• GOAL OF THE EXERCISE: Collect the lines of the entries where "model" shows up.

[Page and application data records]
━━━━━━━━━━━━━━━━━━━━

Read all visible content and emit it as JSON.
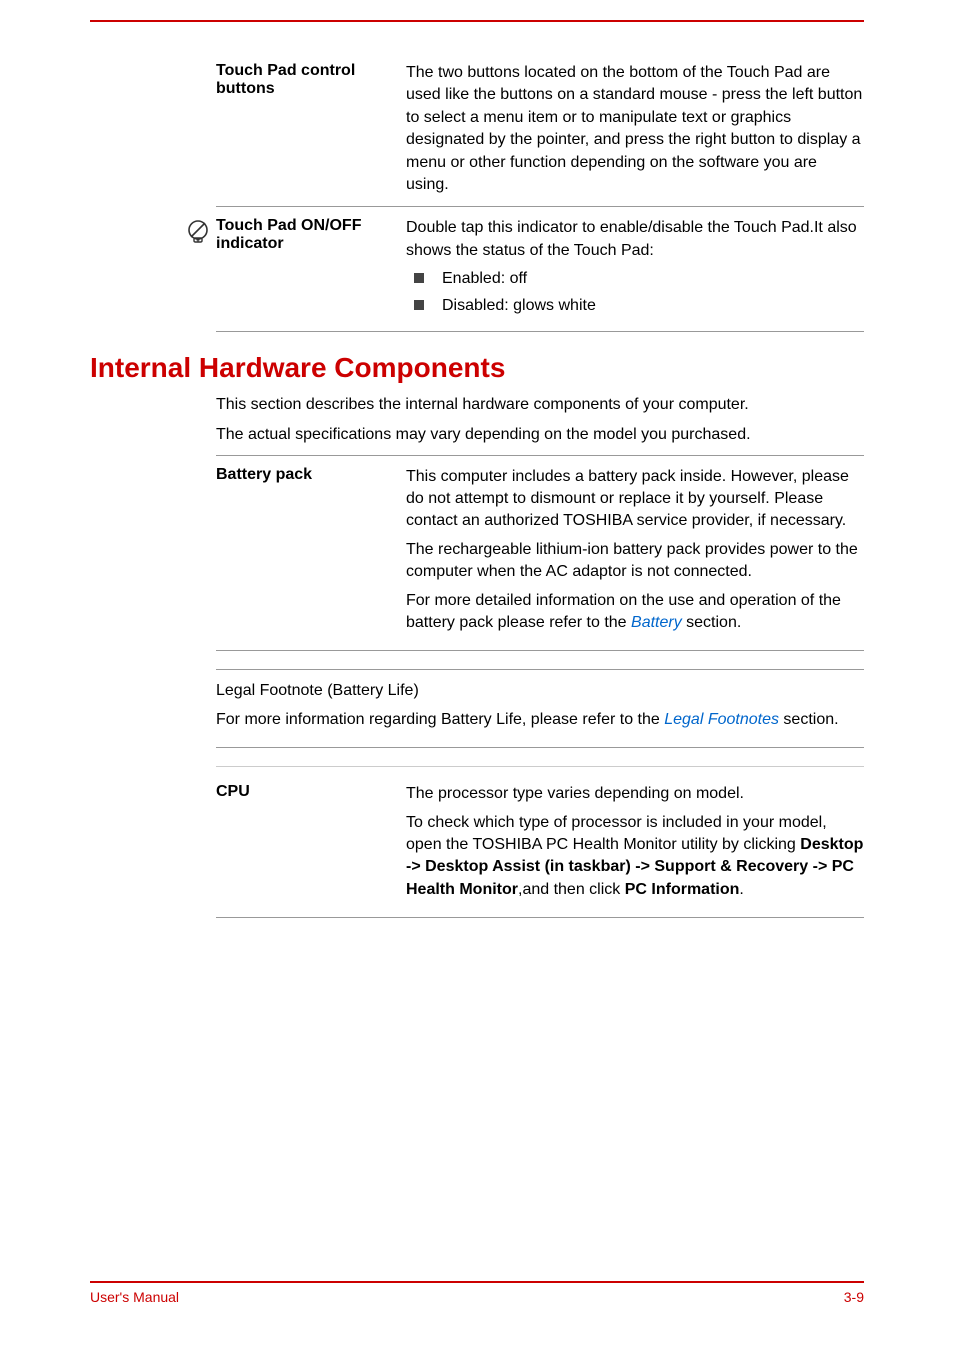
{
  "rows": {
    "touchpad_ctrl": {
      "label": "Touch Pad control buttons",
      "desc": "The two buttons located on the bottom of the Touch Pad are used like the buttons on a standard mouse - press the left button to select a menu item or to manipulate text or graphics designated by the pointer, and press the right button to display a menu or other function depending on the software you are using."
    },
    "touchpad_onoff": {
      "label": "Touch Pad ON/OFF indicator",
      "desc_intro": "Double tap this indicator to enable/disable the Touch Pad.It also shows the status of the Touch Pad:",
      "bullets": [
        "Enabled: off",
        "Disabled: glows white"
      ]
    }
  },
  "section_heading": "Internal Hardware Components",
  "intro": [
    "This section describes the internal hardware components of your computer.",
    "The actual specifications may vary depending on the model you purchased."
  ],
  "battery": {
    "label": "Battery pack",
    "p1": "This computer includes a battery pack inside. However, please do not attempt to dismount or replace it by yourself. Please contact an authorized TOSHIBA service provider, if necessary.",
    "p2": "The rechargeable lithium-ion battery pack provides power to the computer when the AC adaptor is not connected.",
    "p3_prefix": "For more detailed information on the use and operation of the battery pack please refer to the ",
    "p3_link": "Battery",
    "p3_suffix": " section."
  },
  "footnote": {
    "title": "Legal Footnote (Battery Life)",
    "text_prefix": "For more information regarding Battery Life, please refer to the ",
    "text_link": "Legal Footnotes",
    "text_suffix": " section."
  },
  "cpu": {
    "label": "CPU",
    "p1": "The processor type varies depending on model.",
    "p2_prefix": "To check which type of processor is included in your model, open the TOSHIBA PC Health Monitor utility by clicking ",
    "p2_bold1": "Desktop -> Desktop Assist (in taskbar) -> Support & Recovery -> PC Health Monitor",
    "p2_mid": ",and then click ",
    "p2_bold2": "PC Information",
    "p2_end": "."
  },
  "footer": {
    "left": "User's Manual",
    "right": "3-9"
  }
}
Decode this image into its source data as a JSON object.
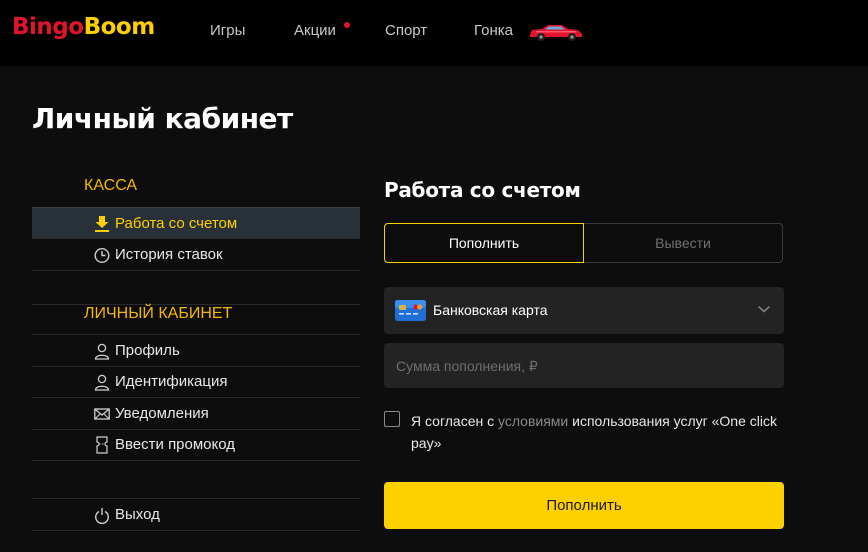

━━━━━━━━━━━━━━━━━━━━

• SOLUTION TO THE PROBLEM:
    "The actual specifications may vary depending on the model you purchased."
    "p1": "The processor type varies depending on model.",
    "p2_prefix": "To check which type of processor is included in your model, open the TOSHIBA PC Health Monitor utility by clicking ",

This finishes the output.